## What the exercise asks
The entries below are to be copied exactly, with every picture left out.
============
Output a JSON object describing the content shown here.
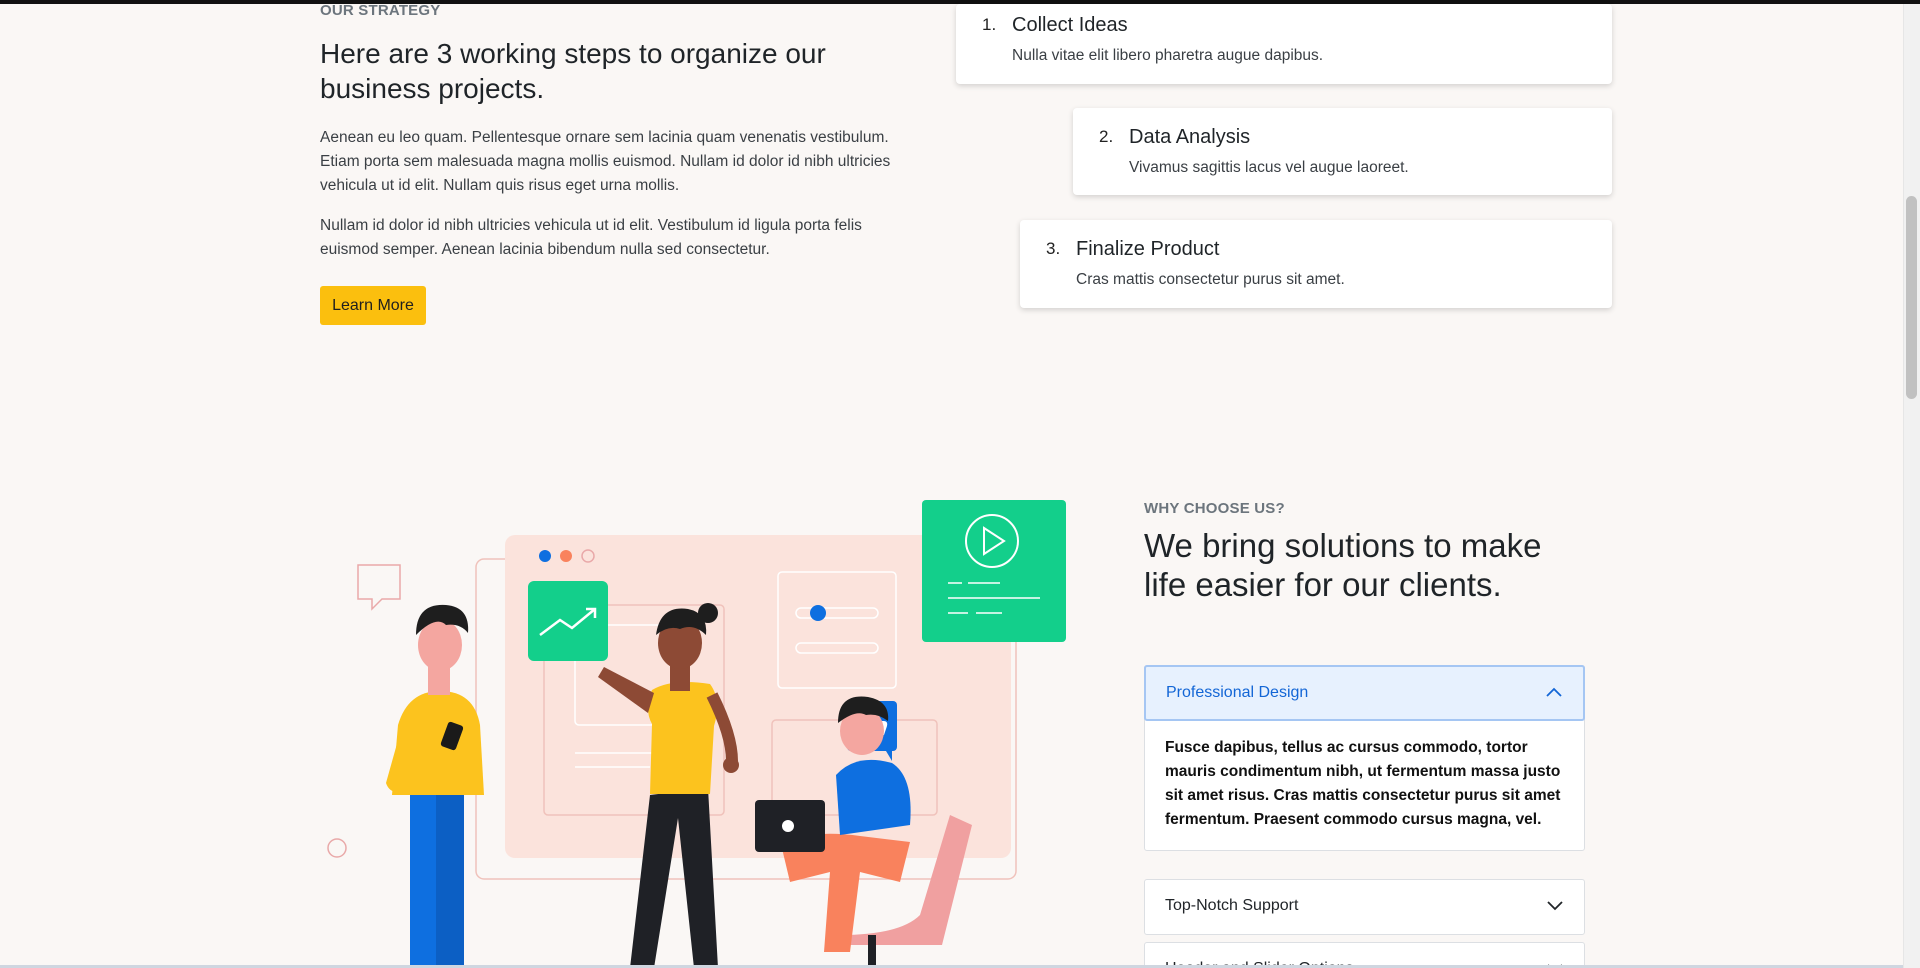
{
  "strategy": {
    "eyebrow": "OUR STRATEGY",
    "title": "Here are 3 working steps to organize our business projects.",
    "paragraph1": "Aenean eu leo quam. Pellentesque ornare sem lacinia quam venenatis vestibulum. Etiam porta sem malesuada magna mollis euismod. Nullam id dolor id nibh ultricies vehicula ut id elit. Nullam quis risus eget urna mollis.",
    "paragraph2": "Nullam id dolor id nibh ultricies vehicula ut id elit. Vestibulum id ligula porta felis euismod semper. Aenean lacinia bibendum nulla sed consectetur.",
    "button_label": "Learn More",
    "button_color": "#fbbf0e",
    "steps": [
      {
        "number": "1.",
        "title": "Collect Ideas",
        "text": "Nulla vitae elit libero pharetra augue dapibus."
      },
      {
        "number": "2.",
        "title": "Data Analysis",
        "text": "Vivamus sagittis lacus vel augue laoreet."
      },
      {
        "number": "3.",
        "title": "Finalize Product",
        "text": "Cras mattis consectetur purus sit amet."
      }
    ]
  },
  "why": {
    "eyebrow": "WHY CHOOSE US?",
    "title": "We bring solutions to make life easier for our clients.",
    "accordion": [
      {
        "label": "Professional Design",
        "expanded": true,
        "body": "Fusce dapibus, tellus ac cursus commodo, tortor mauris condimentum nibh, ut fermentum massa justo sit amet risus. Cras mattis consectetur purus sit amet fermentum. Praesent commodo cursus magna, vel."
      },
      {
        "label": "Top-Notch Support",
        "expanded": false
      },
      {
        "label": "Header and Slider Options",
        "expanded": false
      }
    ],
    "accent_color": "#1366d6"
  },
  "illustration": {
    "icons": [
      "chart-up-icon",
      "play-icon",
      "thumbs-up-icon",
      "laptop-icon",
      "phone-icon",
      "chat-bubble-icon"
    ],
    "colors": {
      "green": "#13cf8b",
      "blue": "#0e6fe0",
      "yellow": "#fcc31e",
      "peach": "#fbe3dc",
      "orange": "#f9825d"
    }
  }
}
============
## Response to the task
Output a JSON object describing the content shown here.
{
  "strategy": {
    "eyebrow": "OUR STRATEGY",
    "title": "Here are 3 working steps to organize our business projects.",
    "paragraph1": "Aenean eu leo quam. Pellentesque ornare sem lacinia quam venenatis vestibulum. Etiam porta sem malesuada magna mollis euismod. Nullam id dolor id nibh ultricies vehicula ut id elit. Nullam quis risus eget urna mollis.",
    "paragraph2": "Nullam id dolor id nibh ultricies vehicula ut id elit. Vestibulum id ligula porta felis euismod semper. Aenean lacinia bibendum nulla sed consectetur.",
    "button_label": "Learn More",
    "button_color": "#fbbf0e",
    "steps": [
      {
        "number": "1.",
        "title": "Collect Ideas",
        "text": "Nulla vitae elit libero pharetra augue dapibus."
      },
      {
        "number": "2.",
        "title": "Data Analysis",
        "text": "Vivamus sagittis lacus vel augue laoreet."
      },
      {
        "number": "3.",
        "title": "Finalize Product",
        "text": "Cras mattis consectetur purus sit amet."
      }
    ]
  },
  "why": {
    "eyebrow": "WHY CHOOSE US?",
    "title": "We bring solutions to make life easier for our clients.",
    "accordion": [
      {
        "label": "Professional Design",
        "expanded": true,
        "body": "Fusce dapibus, tellus ac cursus commodo, tortor mauris condimentum nibh, ut fermentum massa justo sit amet risus. Cras mattis consectetur purus sit amet fermentum. Praesent commodo cursus magna, vel."
      },
      {
        "label": "Top-Notch Support",
        "expanded": false
      },
      {
        "label": "Header and Slider Options",
        "expanded": false
      }
    ],
    "accent_color": "#1366d6"
  },
  "illustration": {
    "icons": [
      "chart-up-icon",
      "play-icon",
      "thumbs-up-icon",
      "laptop-icon",
      "phone-icon",
      "chat-bubble-icon"
    ],
    "colors": {
      "green": "#13cf8b",
      "blue": "#0e6fe0",
      "yellow": "#fcc31e",
      "peach": "#fbe3dc",
      "orange": "#f9825d"
    }
  }
}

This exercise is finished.